But two miracles were still needed. The first came in the form of a cancer patient in Kolkata named Monica Besra, who had taken sanctuary with the Missionaries of Charity. A medal touched by Mother Teresa was placed on her stomach on the first death anniversary and the next day the tumour had apparently vanished.
The second happened in faraway Brazil. A man suffering from brain infection and brain abscesses had been almost given up for dead. A priest suggested that he and his wife pray to Mother Teresa. The American publication National Christian Register writes, ‘Andrino, however, slipped into a coma as treatments failed, and while Rocha prayed, he was taken in for last-ditch surgery. When the surgeon entered the operating room, he found Andrino awake and asking him what was going on. Andrino made a full recovery, and the couple went on to have two children, even though it was deemed by doctors to be a near medical impossibility.’
Disbelievers would say that these are hardly the kind of miracles that can stand the scrutiny of science. Unexplained recoveries of terminal patients do happen often and it is a fair bet given the state of mind of such a patient and his or her family that they would be praying to someone. There have been other criticisms against Mother Teresa, by atheists like the late Christopher Hitchens. They point to her accepting a donation from a Haitian dictator with a serious human rights violation record. Or that her motive for charity was really to collect souls for her church and God, evident in a number of those ailing under her care converting their religion.
Is there a middle path between these two opposite perspectives? Perhaps, if you modify the definition of a ‘saint’, linking it to the end result of his or her work, and not motivations or associations. That millions benefited because of her is undeniable and, while a richer India might be replete with charity organisations now, her work came at a time when it was needed most.

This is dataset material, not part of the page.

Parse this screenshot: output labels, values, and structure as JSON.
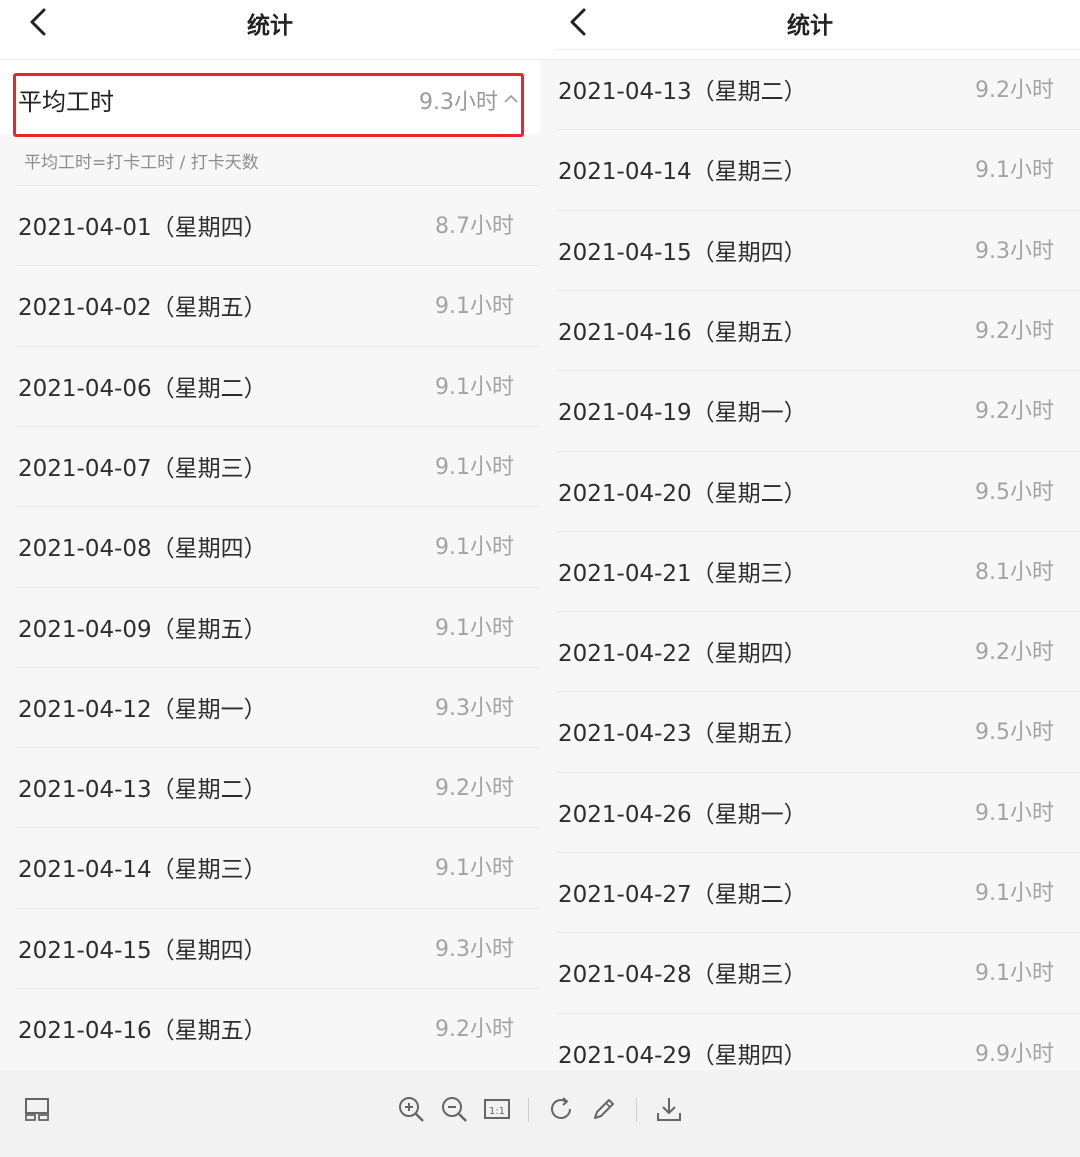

The Catholic Church needs symbols like saints to remain relevant and appealing. But those who are not sold on religion can at least see that even now, almost 19 years after her death, she remains an inspiration for others to do good. Whether she now sits in heaven, let’s leave to faith.